--- WHAT TO WORK ON ---
Beginning with the line that contains "What data populates", restate each line below through the final one exactly, and exclude the pictures.

--- DATA SECTION ---
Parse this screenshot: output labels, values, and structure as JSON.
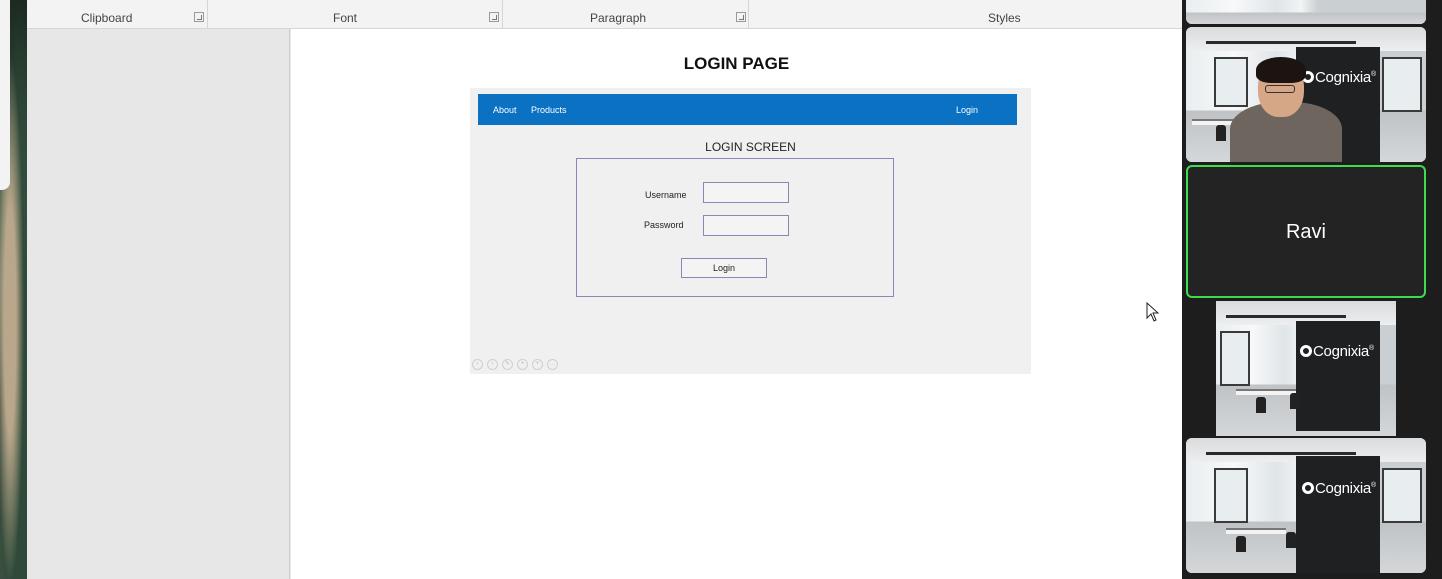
{
  "ribbon": {
    "groups": [
      {
        "label": "Clipboard"
      },
      {
        "label": "Font"
      },
      {
        "label": "Paragraph"
      },
      {
        "label": "Styles"
      }
    ]
  },
  "document": {
    "heading": "LOGIN PAGE",
    "mockup": {
      "nav_links": [
        "About",
        "Products"
      ],
      "nav_login": "Login",
      "title": "LOGIN SCREEN",
      "username_label": "Username",
      "password_label": "Password",
      "button_label": "Login"
    }
  },
  "gallery": {
    "participants": [
      {
        "name": "",
        "type": "video",
        "brand": "Cognixia"
      },
      {
        "name": "Ravi",
        "type": "name-only",
        "active_speaker": true
      },
      {
        "name": "",
        "type": "video",
        "brand": "Cognixia"
      },
      {
        "name": "",
        "type": "video",
        "brand": "Cognixia"
      }
    ],
    "brand_text": "Cognixia",
    "brand_trademark": "®",
    "active_border_color": "#3ddc4d"
  },
  "colors": {
    "nav_blue": "#0b71c2",
    "mock_border": "#8a86b8",
    "gallery_bg": "#1d1d1d"
  }
}
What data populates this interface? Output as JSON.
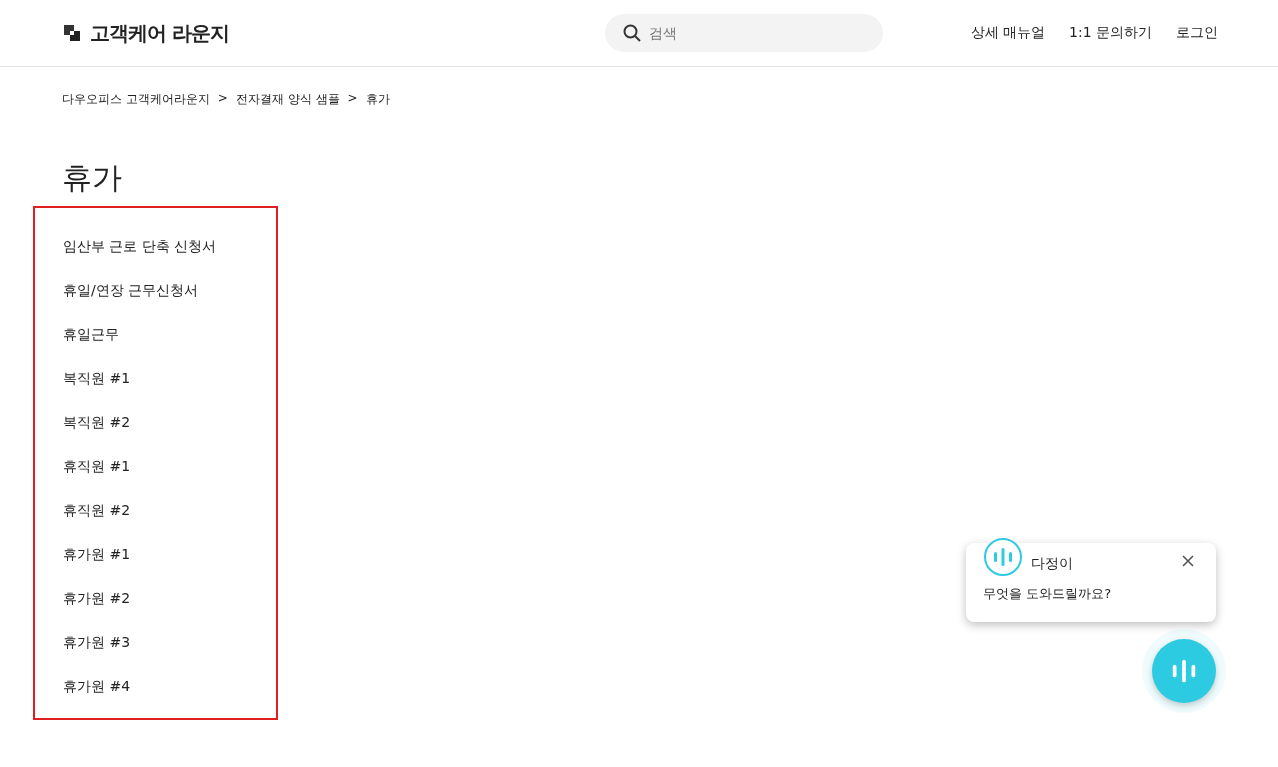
{
  "header": {
    "logo_text": "고객케어 라운지",
    "search": {
      "placeholder": "검색"
    },
    "nav": [
      "상세 매뉴얼",
      "1:1 문의하기",
      "로그인"
    ]
  },
  "breadcrumb": [
    "다우오피스 고객케어라운지",
    ">",
    "전자결재 양식 샘플",
    ">",
    "휴가"
  ],
  "title": "휴가",
  "list": {
    "highlighted": true,
    "items": [
      "임산부 근로 단축 신청서",
      "휴일/연장 근무신청서",
      "휴일근무",
      "복직원 #1",
      "복직원 #2",
      "휴직원 #1",
      "휴직원 #2",
      "휴가원 #1",
      "휴가원 #2",
      "휴가원 #3",
      "휴가원 #4"
    ]
  },
  "chat": {
    "name": "다정이",
    "message": "무엇을 도와드릴까요?"
  }
}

--- OUTPUT OF THE EXERCISE ---
What data populates this interface? Output as JSON.
{
  "header": {
    "logo_text": "고객케어 라운지",
    "search": {
      "placeholder": "검색"
    },
    "nav": [
      "상세 매뉴얼",
      "1:1 문의하기",
      "로그인"
    ]
  },
  "breadcrumb": [
    "다우오피스 고객케어라운지",
    ">",
    "전자결재 양식 샘플",
    ">",
    "휴가"
  ],
  "title": "휴가",
  "list": {
    "highlighted": true,
    "items": [
      "임산부 근로 단축 신청서",
      "휴일/연장 근무신청서",
      "휴일근무",
      "복직원 #1",
      "복직원 #2",
      "휴직원 #1",
      "휴직원 #2",
      "휴가원 #1",
      "휴가원 #2",
      "휴가원 #3",
      "휴가원 #4"
    ]
  },
  "chat": {
    "name": "다정이",
    "message": "무엇을 도와드릴까요?"
  }
}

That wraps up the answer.